**Entries taken from a collection:**
-------

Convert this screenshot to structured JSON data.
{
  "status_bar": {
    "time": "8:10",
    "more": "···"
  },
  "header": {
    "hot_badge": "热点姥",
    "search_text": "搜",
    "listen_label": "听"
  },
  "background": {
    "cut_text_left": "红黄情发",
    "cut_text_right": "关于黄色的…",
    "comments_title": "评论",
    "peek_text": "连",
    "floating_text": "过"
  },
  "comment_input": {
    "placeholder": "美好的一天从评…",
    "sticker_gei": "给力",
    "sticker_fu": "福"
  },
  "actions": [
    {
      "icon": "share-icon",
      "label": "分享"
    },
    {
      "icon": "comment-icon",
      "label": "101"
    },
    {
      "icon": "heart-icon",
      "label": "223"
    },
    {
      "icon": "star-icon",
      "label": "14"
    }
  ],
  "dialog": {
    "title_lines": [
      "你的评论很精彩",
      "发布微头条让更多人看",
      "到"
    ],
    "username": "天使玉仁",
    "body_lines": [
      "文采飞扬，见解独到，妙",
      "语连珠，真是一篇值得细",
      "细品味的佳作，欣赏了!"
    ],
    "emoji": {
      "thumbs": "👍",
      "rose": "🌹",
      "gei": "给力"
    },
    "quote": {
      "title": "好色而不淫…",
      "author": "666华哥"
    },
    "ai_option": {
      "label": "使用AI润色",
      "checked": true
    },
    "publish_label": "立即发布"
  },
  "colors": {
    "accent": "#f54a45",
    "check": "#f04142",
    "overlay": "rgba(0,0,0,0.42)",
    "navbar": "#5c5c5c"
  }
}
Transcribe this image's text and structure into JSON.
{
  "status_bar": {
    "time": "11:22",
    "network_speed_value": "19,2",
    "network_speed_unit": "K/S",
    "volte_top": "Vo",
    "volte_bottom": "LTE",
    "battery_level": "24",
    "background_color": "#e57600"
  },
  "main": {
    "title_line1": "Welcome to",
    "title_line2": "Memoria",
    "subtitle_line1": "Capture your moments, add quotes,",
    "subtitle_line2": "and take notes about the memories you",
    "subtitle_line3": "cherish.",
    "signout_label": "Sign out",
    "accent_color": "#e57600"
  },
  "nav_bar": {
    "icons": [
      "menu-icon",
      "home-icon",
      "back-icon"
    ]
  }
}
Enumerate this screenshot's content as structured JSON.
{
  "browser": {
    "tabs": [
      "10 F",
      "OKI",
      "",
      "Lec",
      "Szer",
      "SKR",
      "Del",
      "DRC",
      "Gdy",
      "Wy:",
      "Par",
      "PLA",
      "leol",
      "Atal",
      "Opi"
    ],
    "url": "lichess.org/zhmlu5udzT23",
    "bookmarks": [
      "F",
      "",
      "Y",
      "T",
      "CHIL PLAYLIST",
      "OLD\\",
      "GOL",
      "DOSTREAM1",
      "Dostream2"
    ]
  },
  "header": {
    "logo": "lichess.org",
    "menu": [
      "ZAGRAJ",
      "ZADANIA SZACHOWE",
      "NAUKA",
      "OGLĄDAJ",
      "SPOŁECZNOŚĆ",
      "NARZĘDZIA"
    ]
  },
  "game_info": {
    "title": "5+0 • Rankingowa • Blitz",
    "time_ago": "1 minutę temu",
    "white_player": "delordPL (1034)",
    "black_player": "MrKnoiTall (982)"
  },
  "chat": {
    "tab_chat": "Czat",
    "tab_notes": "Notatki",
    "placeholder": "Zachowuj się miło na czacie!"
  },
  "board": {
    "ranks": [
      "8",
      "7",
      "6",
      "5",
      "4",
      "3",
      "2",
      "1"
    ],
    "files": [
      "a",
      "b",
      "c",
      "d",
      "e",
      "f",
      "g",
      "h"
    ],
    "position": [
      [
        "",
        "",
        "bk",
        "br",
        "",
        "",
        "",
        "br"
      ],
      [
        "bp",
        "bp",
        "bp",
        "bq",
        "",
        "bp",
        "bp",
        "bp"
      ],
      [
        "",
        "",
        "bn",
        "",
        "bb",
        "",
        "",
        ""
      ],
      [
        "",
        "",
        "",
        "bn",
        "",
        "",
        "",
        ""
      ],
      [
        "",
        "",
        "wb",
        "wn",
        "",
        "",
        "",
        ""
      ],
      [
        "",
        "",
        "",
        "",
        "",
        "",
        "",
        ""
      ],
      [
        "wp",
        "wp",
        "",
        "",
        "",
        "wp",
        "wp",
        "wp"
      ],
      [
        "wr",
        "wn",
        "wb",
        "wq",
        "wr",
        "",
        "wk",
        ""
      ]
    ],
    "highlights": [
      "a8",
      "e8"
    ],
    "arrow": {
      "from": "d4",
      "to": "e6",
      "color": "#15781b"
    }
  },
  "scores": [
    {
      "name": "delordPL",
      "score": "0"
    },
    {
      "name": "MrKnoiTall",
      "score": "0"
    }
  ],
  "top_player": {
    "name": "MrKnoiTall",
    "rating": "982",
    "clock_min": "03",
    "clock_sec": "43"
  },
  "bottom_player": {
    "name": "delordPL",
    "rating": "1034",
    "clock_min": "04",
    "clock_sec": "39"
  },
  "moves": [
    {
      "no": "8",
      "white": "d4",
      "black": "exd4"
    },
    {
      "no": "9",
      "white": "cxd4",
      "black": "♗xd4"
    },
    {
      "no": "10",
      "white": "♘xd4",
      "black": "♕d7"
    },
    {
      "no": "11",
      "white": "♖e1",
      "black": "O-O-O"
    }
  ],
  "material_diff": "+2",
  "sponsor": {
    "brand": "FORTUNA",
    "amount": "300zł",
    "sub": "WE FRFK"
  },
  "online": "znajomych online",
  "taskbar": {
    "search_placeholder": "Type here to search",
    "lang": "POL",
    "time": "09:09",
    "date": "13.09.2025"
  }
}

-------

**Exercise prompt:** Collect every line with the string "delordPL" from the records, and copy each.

**Exercise result:**
    "white_player": "delordPL (1034)",
      "name": "delordPL",
    "name": "delordPL",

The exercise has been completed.